The good science fiction does not tell stories about future, it only uses the fantastical setting of the days to come and the potential hidden in technology and our own bodies to put a mirror in front of the present society and dissect it; examines its fears and deviations and asks questions about our own nature.
Disclaimer for anyone interested. The Star Diaries is not really a plot driven story or even collection of short stories as I originally expected. It made me feel cheated at first but once I accepted it for what it is and just allowed to immerse myself in smooth words of Stanisław Lem, my opposition melted away. The idea for The Star Diaries is extremely interesting. It is collection of voyages of a great cosmic explorer Ijon Tichy. The book is edited as if it was a real publication from the future, with footnotes giving the context of certain events, references to other future science journals and editorial notes.
Lem’s writing marks the merging point between satire and philosophical dispute. The absurd scenarios and planets that Tichy faces during his voyages are characterised by the highest sort of absurdity, reminding me of a similar in that way Hitchiker’s Guide to the Galaxy. However, unlike in Adams’ classic, Lem intertwines the comedy with disturbing visions of society. Probably my favourite is the Eleventh Voyage in which Tichy infiltrates the planet ruled by speciesist totalitarian robot regime where nobody could be trusted; very neat little parable about fear and paranoia. The Twentieth Voyage alone needs a special recognition as it was one of the cleverest things that I have read in a long while.
All of it would not work as well if it wasn’t for the protagonist. Ijon Tichy is a perfect access point into this bizarre world. He is sober minded and open to everything, calmly facing every obstacle on his way, no matter how dire is the danger. He reacts accordingly and despite being from the future he is so natural in his needs; it helps to strip the story from the alienation of the future and make imposed moral dilemmas very accessible.
I am extremely curious to see an English translation of this book as I imagine that the process of translating it must have been fascinating. Stanisław Lem was a fantastic wordsmith, creating unique nomenclature for every world that Tichy visited.

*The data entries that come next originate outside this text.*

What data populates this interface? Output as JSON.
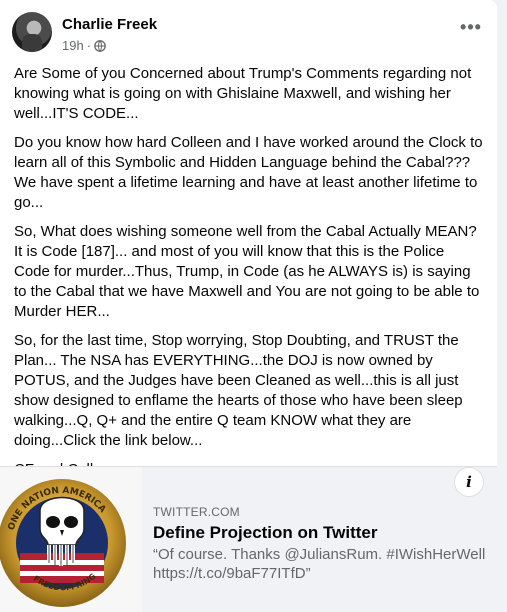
{
  "post": {
    "author": "Charlie Freek",
    "time": "19h",
    "separator": "·",
    "more_label": "•••",
    "paragraphs": [
      "Are Some of you Concerned about Trump's Comments regarding not knowing what is going on with Ghislaine Maxwell, and wishing her well...IT'S CODE...",
      "Do you know how hard Colleen and I have worked around the Clock to learn all of this Symbolic and Hidden Language behind the Cabal??? We have spent a lifetime learning and have at least another lifetime to go...",
      "So, What does wishing someone well from the Cabal Actually MEAN? It is Code [187]... and most of you will know that this is the Police Code for murder...Thus, Trump, in Code (as he ALWAYS is) is saying to the Cabal that we have Maxwell and You are not going to be able to Murder HER...",
      "So, for the last time, Stop worrying, Stop Doubting, and TRUST the Plan... The NSA has EVERYTHING...the DOJ is now owned by POTUS, and the Judges have been Cleaned as well...this is all just show designed to enflame the hearts of those who have been sleep walking...Q, Q+ and the entire Q team KNOW what they are doing...Click the link below...",
      "CF and Coll"
    ]
  },
  "link_preview": {
    "domain": "TWITTER.COM",
    "title": "Define Projection on Twitter",
    "description_line1": "“Of course. Thanks @JuliansRum. #IWishHerWell",
    "description_line2": "https://t.co/9baF77ITfD”",
    "info_label": "i",
    "thumb_text_top": "ONE NATION  AMERICA",
    "thumb_text_bottom": "FREEDOM RING"
  },
  "colors": {
    "accent_text": "#050505",
    "secondary_text": "#65676b",
    "preview_bg": "#f0f2f5"
  }
}
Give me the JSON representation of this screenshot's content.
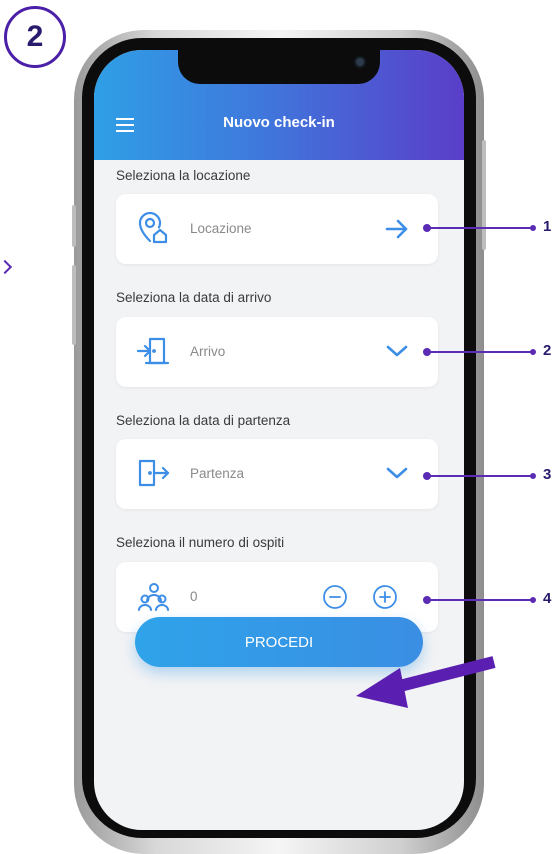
{
  "step_badge": "2",
  "colors": {
    "accent_purple": "#5a2bb5",
    "appbar_start": "#2f9fe6",
    "appbar_end": "#5a3ec9",
    "icon_blue": "#3d8ee6",
    "button_blue": "#2fa3ea"
  },
  "app": {
    "title": "Nuovo check-in",
    "menu_icon": "hamburger-menu-icon"
  },
  "location": {
    "section_label": "Seleziona la locazione",
    "placeholder": "Locazione",
    "icon": "location-home-icon",
    "action_icon": "arrow-right-icon"
  },
  "arrival": {
    "section_label": "Seleziona la data di arrivo",
    "placeholder": "Arrivo",
    "icon": "door-enter-icon",
    "action_icon": "chevron-down-icon"
  },
  "departure": {
    "section_label": "Seleziona la data di partenza",
    "placeholder": "Partenza",
    "icon": "door-exit-icon",
    "action_icon": "chevron-down-icon"
  },
  "guests": {
    "section_label": "Seleziona il numero di ospiti",
    "value": "0",
    "icon": "guests-icon",
    "decrement_icon": "minus-circle-icon",
    "increment_icon": "plus-circle-icon"
  },
  "proceed_button": "PROCEDI",
  "callouts": [
    "1",
    "2",
    "3",
    "4"
  ]
}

This book celebrates the art of weaving words and invites readers to ponder on questions about morality and humanity and the flexibility of what is considered normal. It does it in a subtle manner, gently with a dose of absurdity and humor that mark the great mind of the author.
Four out of five calculators.